─── PROVIDED RECORDS
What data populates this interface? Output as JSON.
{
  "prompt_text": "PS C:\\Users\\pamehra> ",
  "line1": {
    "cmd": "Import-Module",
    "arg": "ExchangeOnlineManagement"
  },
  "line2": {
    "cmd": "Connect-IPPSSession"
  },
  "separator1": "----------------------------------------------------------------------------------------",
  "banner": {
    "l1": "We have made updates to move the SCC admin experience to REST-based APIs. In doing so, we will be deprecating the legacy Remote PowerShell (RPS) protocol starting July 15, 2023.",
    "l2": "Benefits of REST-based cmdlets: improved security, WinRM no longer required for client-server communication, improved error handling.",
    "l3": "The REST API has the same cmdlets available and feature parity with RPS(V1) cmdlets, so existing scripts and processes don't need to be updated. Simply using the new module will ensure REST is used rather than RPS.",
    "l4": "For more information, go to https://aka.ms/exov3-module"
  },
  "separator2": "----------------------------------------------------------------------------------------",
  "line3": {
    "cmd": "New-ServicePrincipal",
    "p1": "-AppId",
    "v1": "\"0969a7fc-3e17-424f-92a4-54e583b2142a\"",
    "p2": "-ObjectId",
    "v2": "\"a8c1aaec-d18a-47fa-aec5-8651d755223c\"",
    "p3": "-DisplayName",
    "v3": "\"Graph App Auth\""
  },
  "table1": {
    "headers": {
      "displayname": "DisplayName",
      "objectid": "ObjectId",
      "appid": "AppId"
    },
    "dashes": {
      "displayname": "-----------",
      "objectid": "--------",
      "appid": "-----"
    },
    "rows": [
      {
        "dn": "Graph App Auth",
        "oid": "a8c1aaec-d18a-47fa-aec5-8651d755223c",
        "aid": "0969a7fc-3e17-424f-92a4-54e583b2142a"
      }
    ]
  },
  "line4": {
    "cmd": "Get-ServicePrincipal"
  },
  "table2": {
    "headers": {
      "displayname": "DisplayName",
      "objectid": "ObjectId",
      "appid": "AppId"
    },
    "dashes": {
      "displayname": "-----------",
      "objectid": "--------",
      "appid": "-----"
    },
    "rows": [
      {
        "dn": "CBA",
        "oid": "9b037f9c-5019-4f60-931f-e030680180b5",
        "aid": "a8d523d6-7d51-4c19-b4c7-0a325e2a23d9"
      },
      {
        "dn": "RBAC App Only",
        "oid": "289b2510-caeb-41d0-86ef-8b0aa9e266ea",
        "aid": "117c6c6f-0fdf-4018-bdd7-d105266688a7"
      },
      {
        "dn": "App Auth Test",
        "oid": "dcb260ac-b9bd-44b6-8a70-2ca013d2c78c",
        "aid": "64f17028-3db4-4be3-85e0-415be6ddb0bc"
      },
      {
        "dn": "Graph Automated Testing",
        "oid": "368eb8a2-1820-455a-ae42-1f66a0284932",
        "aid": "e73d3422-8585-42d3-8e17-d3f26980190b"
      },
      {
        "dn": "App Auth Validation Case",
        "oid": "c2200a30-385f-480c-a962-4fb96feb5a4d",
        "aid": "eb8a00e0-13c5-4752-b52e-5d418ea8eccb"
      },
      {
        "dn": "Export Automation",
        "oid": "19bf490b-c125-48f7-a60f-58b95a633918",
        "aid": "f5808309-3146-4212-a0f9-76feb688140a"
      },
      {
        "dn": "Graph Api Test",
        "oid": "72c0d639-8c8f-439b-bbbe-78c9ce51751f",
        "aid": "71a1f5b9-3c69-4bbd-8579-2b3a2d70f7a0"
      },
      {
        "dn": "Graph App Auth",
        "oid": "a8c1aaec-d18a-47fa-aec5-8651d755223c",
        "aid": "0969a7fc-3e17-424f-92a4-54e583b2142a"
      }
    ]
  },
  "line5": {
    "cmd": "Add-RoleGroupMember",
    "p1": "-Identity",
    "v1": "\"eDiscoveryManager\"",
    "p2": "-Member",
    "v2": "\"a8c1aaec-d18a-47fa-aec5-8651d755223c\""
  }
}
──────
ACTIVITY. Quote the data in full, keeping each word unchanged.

OUTPUT.
What data populates this interface? Output as JSON.
{
  "prompt_text": "PS C:\\Users\\pamehra> ",
  "line1": {
    "cmd": "Import-Module",
    "arg": "ExchangeOnlineManagement"
  },
  "line2": {
    "cmd": "Connect-IPPSSession"
  },
  "separator1": "----------------------------------------------------------------------------------------",
  "banner": {
    "l1": "We have made updates to move the SCC admin experience to REST-based APIs. In doing so, we will be deprecating the legacy Remote PowerShell (RPS) protocol starting July 15, 2023.",
    "l2": "Benefits of REST-based cmdlets: improved security, WinRM no longer required for client-server communication, improved error handling.",
    "l3": "The REST API has the same cmdlets available and feature parity with RPS(V1) cmdlets, so existing scripts and processes don't need to be updated. Simply using the new module will ensure REST is used rather than RPS.",
    "l4": "For more information, go to https://aka.ms/exov3-module"
  },
  "separator2": "----------------------------------------------------------------------------------------",
  "line3": {
    "cmd": "New-ServicePrincipal",
    "p1": "-AppId",
    "v1": "\"0969a7fc-3e17-424f-92a4-54e583b2142a\"",
    "p2": "-ObjectId",
    "v2": "\"a8c1aaec-d18a-47fa-aec5-8651d755223c\"",
    "p3": "-DisplayName",
    "v3": "\"Graph App Auth\""
  },
  "table1": {
    "headers": {
      "displayname": "DisplayName",
      "objectid": "ObjectId",
      "appid": "AppId"
    },
    "dashes": {
      "displayname": "-----------",
      "objectid": "--------",
      "appid": "-----"
    },
    "rows": [
      {
        "dn": "Graph App Auth",
        "oid": "a8c1aaec-d18a-47fa-aec5-8651d755223c",
        "aid": "0969a7fc-3e17-424f-92a4-54e583b2142a"
      }
    ]
  },
  "line4": {
    "cmd": "Get-ServicePrincipal"
  },
  "table2": {
    "headers": {
      "displayname": "DisplayName",
      "objectid": "ObjectId",
      "appid": "AppId"
    },
    "dashes": {
      "displayname": "-----------",
      "objectid": "--------",
      "appid": "-----"
    },
    "rows": [
      {
        "dn": "CBA",
        "oid": "9b037f9c-5019-4f60-931f-e030680180b5",
        "aid": "a8d523d6-7d51-4c19-b4c7-0a325e2a23d9"
      },
      {
        "dn": "RBAC App Only",
        "oid": "289b2510-caeb-41d0-86ef-8b0aa9e266ea",
        "aid": "117c6c6f-0fdf-4018-bdd7-d105266688a7"
      },
      {
        "dn": "App Auth Test",
        "oid": "dcb260ac-b9bd-44b6-8a70-2ca013d2c78c",
        "aid": "64f17028-3db4-4be3-85e0-415be6ddb0bc"
      },
      {
        "dn": "Graph Automated Testing",
        "oid": "368eb8a2-1820-455a-ae42-1f66a0284932",
        "aid": "e73d3422-8585-42d3-8e17-d3f26980190b"
      },
      {
        "dn": "App Auth Validation Case",
        "oid": "c2200a30-385f-480c-a962-4fb96feb5a4d",
        "aid": "eb8a00e0-13c5-4752-b52e-5d418ea8eccb"
      },
      {
        "dn": "Export Automation",
        "oid": "19bf490b-c125-48f7-a60f-58b95a633918",
        "aid": "f5808309-3146-4212-a0f9-76feb688140a"
      },
      {
        "dn": "Graph Api Test",
        "oid": "72c0d639-8c8f-439b-bbbe-78c9ce51751f",
        "aid": "71a1f5b9-3c69-4bbd-8579-2b3a2d70f7a0"
      },
      {
        "dn": "Graph App Auth",
        "oid": "a8c1aaec-d18a-47fa-aec5-8651d755223c",
        "aid": "0969a7fc-3e17-424f-92a4-54e583b2142a"
      }
    ]
  },
  "line5": {
    "cmd": "Add-RoleGroupMember",
    "p1": "-Identity",
    "v1": "\"eDiscoveryManager\"",
    "p2": "-Member",
    "v2": "\"a8c1aaec-d18a-47fa-aec5-8651d755223c\""
  }
}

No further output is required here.